Originally Posted by Dmax
A couple of points:
Yes, traditional hones are too coarse for japanese knives.
No, that's not right. First, it's called a steel
is the verb. Second, the coarseness has nothing to do with it. It's how hard the steel is. A steel must be a few degrees Rockwell harder than the edge it is honing or it won't work. The only time a steel need be basically smooth is when it is used for a card scraper.
When a typical German knife encounters a kitchen counter, a bone or something else hard it tends to roll it's edge.
This happens to all steel edges, not just German ones. That's what the steel is for.
Japanese made western style knives are lighter, have a thinner edge profile, made with better, higher carbon content steel, and are hardened to a higher RC number for superior edge retention.
Uh...no. It is certainly not better
; it is different. Nowadays, it is not always higher in carbon, but often chromium and/or molybdenum. (Japanese chisel edges, on the other hand, are

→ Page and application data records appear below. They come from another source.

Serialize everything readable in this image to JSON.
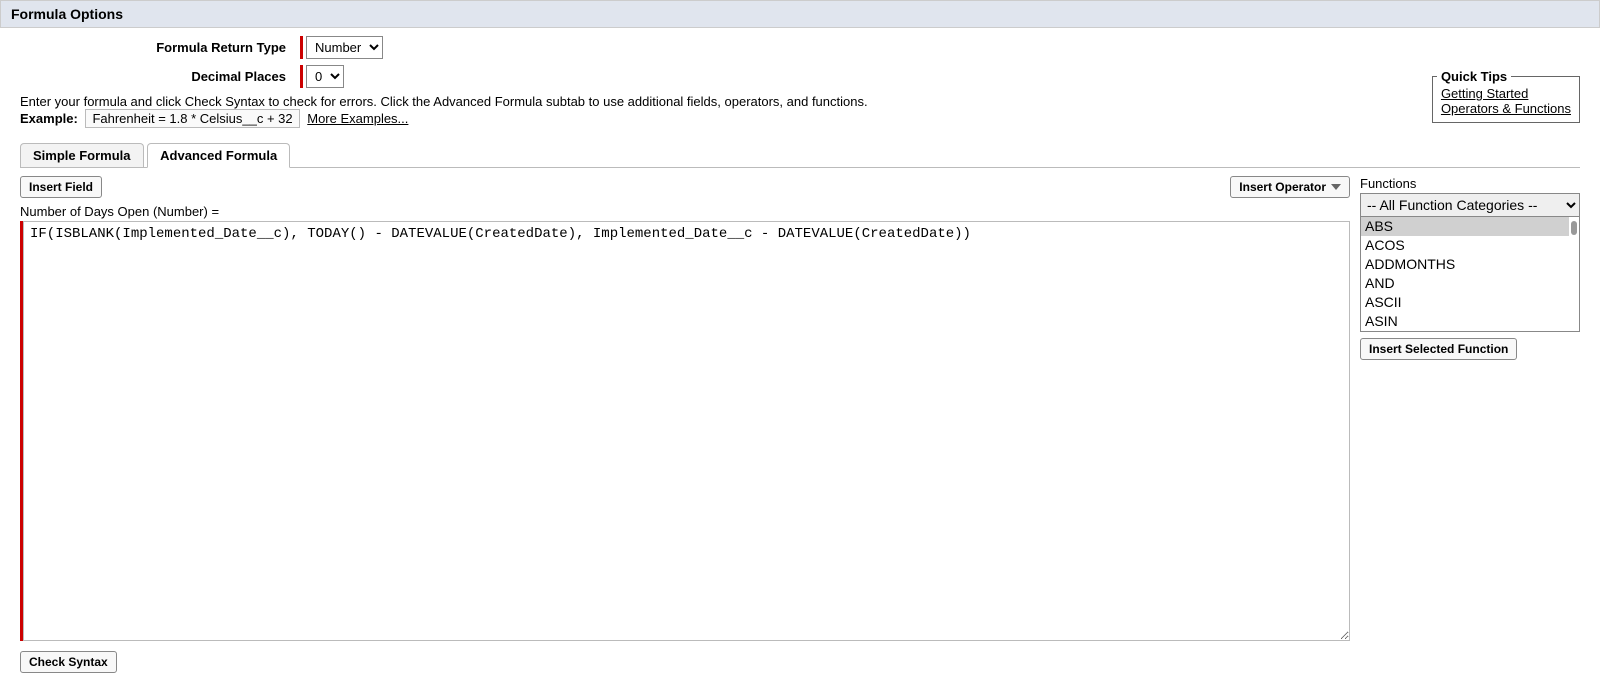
{
  "header": {
    "title": "Formula Options"
  },
  "fields": {
    "return_type_label": "Formula Return Type",
    "return_type_value": "Number",
    "decimal_places_label": "Decimal Places",
    "decimal_places_value": "0"
  },
  "instr": {
    "line1": "Enter your formula and click Check Syntax to check for errors. Click the Advanced Formula subtab to use additional fields, operators, and functions.",
    "example_label": "Example:",
    "example_pill": "Fahrenheit = 1.8 * Celsius__c + 32",
    "more_examples": "More Examples..."
  },
  "quick_tips": {
    "legend": "Quick Tips",
    "link1": "Getting Started",
    "link2": "Operators & Functions"
  },
  "tabs": {
    "simple": "Simple Formula",
    "advanced": "Advanced Formula"
  },
  "toolbar": {
    "insert_field": "Insert Field",
    "insert_operator": "Insert Operator"
  },
  "editor": {
    "field_label": "Number of Days Open (Number) =",
    "formula": "IF(ISBLANK(Implemented_Date__c), TODAY() - DATEVALUE(CreatedDate), Implemented_Date__c - DATEVALUE(CreatedDate))"
  },
  "functions": {
    "panel_label": "Functions",
    "category_value": "-- All Function Categories --",
    "list": [
      "ABS",
      "ACOS",
      "ADDMONTHS",
      "AND",
      "ASCII",
      "ASIN"
    ],
    "selected_index": 0,
    "insert_button": "Insert Selected Function"
  },
  "footer": {
    "check_syntax": "Check Syntax"
  }
}
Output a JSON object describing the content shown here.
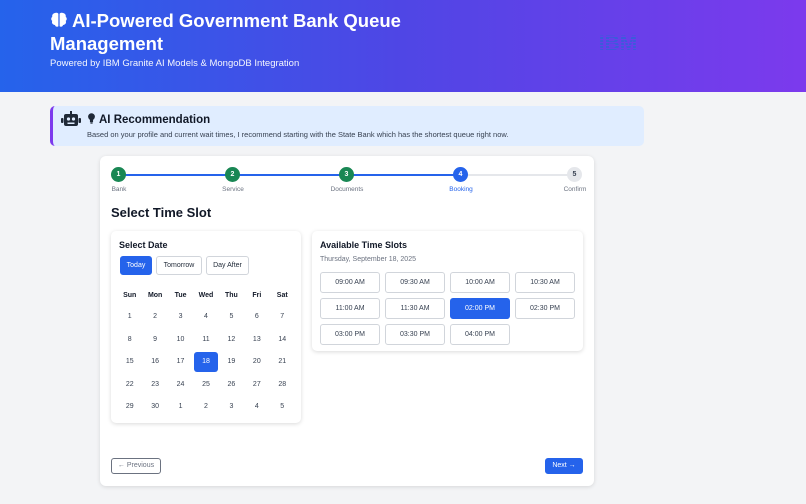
{
  "header": {
    "title": "AI-Powered Government Bank Queue Management",
    "subtitle": "Powered by IBM Granite AI Models & MongoDB Integration",
    "logo_text": "IBM",
    "gradient_start": "#2563eb",
    "gradient_end": "#7c3aed"
  },
  "ai": {
    "title": "AI Recommendation",
    "text": "Based on your profile and current wait times, I recommend starting with the State Bank which has the shortest queue right now."
  },
  "stepper": {
    "current_step": 4,
    "steps": [
      {
        "num": "1",
        "label": "Bank",
        "state": "done"
      },
      {
        "num": "2",
        "label": "Service",
        "state": "done"
      },
      {
        "num": "3",
        "label": "Documents",
        "state": "done"
      },
      {
        "num": "4",
        "label": "Booking",
        "state": "active"
      },
      {
        "num": "5",
        "label": "Confirm",
        "state": "pending"
      }
    ]
  },
  "section_title": "Select Time Slot",
  "date_panel": {
    "title": "Select Date",
    "quick": [
      {
        "label": "Today",
        "active": true
      },
      {
        "label": "Tomorrow",
        "active": false
      },
      {
        "label": "Day After",
        "active": false
      }
    ],
    "weekdays": [
      "Sun",
      "Mon",
      "Tue",
      "Wed",
      "Thu",
      "Fri",
      "Sat"
    ],
    "weeks": [
      [
        "1",
        "2",
        "3",
        "4",
        "5",
        "6",
        "7"
      ],
      [
        "8",
        "9",
        "10",
        "11",
        "12",
        "13",
        "14"
      ],
      [
        "15",
        "16",
        "17",
        "18",
        "19",
        "20",
        "21"
      ],
      [
        "22",
        "23",
        "24",
        "25",
        "26",
        "27",
        "28"
      ],
      [
        "29",
        "30",
        "1",
        "2",
        "3",
        "4",
        "5"
      ]
    ],
    "selected_day": "18"
  },
  "slots_panel": {
    "title": "Available Time Slots",
    "date": "Thursday, September 18, 2025",
    "slots": [
      "09:00 AM",
      "09:30 AM",
      "10:00 AM",
      "10:30 AM",
      "11:00 AM",
      "11:30 AM",
      "02:00 PM",
      "02:30 PM",
      "03:00 PM",
      "03:30 PM",
      "04:00 PM"
    ],
    "selected": "02:00 PM"
  },
  "nav": {
    "previous": "Previous",
    "next": "Next"
  },
  "colors": {
    "primary": "#2563eb",
    "success": "#198754",
    "pending": "#e5e7eb"
  }
}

higher in carbon.) Besides, as I've brought up more than once, higher carbon content always
has one glaringly negative side effect: brittle edges. That's why modern Western edge steels actually have lower carbon contents than edge steels of old. And yes, it is hardened more, but your use of the word "superior" needs qualification. If you mean that it it will take more soft-use wear and tear, then yes, it is superior. If you are talking about hard abuse, however, it is most definitely inferior to Western steels, which are far less brittle.
Each alloy has its strengths and weaknesses, and one should know what they are when going into knife buying. Just because something is harder does not make it overall superior. There are pros and cons to each aspect. For example, would you recommend making kitchen knives from S53 steel? Hard and tough as it is, I would never, ever recommend such a thing. It just has too many drawbacks for the home cook.